▶ [EXERCISE]: Across the whole listing, find how many lines contain "JSON", then write that number and nothing else.

### DATA SUPPLIED

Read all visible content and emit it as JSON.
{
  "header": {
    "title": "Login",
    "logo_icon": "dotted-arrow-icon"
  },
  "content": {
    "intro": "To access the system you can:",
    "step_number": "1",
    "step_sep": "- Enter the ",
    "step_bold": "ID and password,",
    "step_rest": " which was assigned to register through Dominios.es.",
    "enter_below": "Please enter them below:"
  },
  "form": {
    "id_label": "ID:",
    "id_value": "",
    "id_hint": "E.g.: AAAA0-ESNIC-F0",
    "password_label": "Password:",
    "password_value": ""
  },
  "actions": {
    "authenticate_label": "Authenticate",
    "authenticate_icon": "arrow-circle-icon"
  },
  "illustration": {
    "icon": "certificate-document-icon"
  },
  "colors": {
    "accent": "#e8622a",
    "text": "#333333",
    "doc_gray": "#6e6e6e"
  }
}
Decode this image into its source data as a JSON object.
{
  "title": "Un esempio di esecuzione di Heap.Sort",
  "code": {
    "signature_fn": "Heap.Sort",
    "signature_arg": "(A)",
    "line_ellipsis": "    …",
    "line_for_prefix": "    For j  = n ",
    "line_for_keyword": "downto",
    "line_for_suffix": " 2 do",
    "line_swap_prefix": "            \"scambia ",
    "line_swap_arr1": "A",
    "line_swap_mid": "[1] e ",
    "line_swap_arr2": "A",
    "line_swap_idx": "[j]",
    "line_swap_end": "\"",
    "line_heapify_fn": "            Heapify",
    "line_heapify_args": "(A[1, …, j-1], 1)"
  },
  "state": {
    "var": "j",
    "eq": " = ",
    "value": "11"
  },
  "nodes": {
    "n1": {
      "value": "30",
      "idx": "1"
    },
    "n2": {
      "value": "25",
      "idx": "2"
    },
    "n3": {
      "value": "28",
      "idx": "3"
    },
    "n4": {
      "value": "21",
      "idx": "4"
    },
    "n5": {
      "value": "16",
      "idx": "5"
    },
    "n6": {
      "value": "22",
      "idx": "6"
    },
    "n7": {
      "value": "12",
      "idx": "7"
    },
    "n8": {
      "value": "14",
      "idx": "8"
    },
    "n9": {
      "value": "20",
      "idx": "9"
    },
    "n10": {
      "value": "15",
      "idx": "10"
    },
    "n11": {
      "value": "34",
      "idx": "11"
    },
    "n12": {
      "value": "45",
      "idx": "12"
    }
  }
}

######

▶ [WRITTEN ANSWER]: 2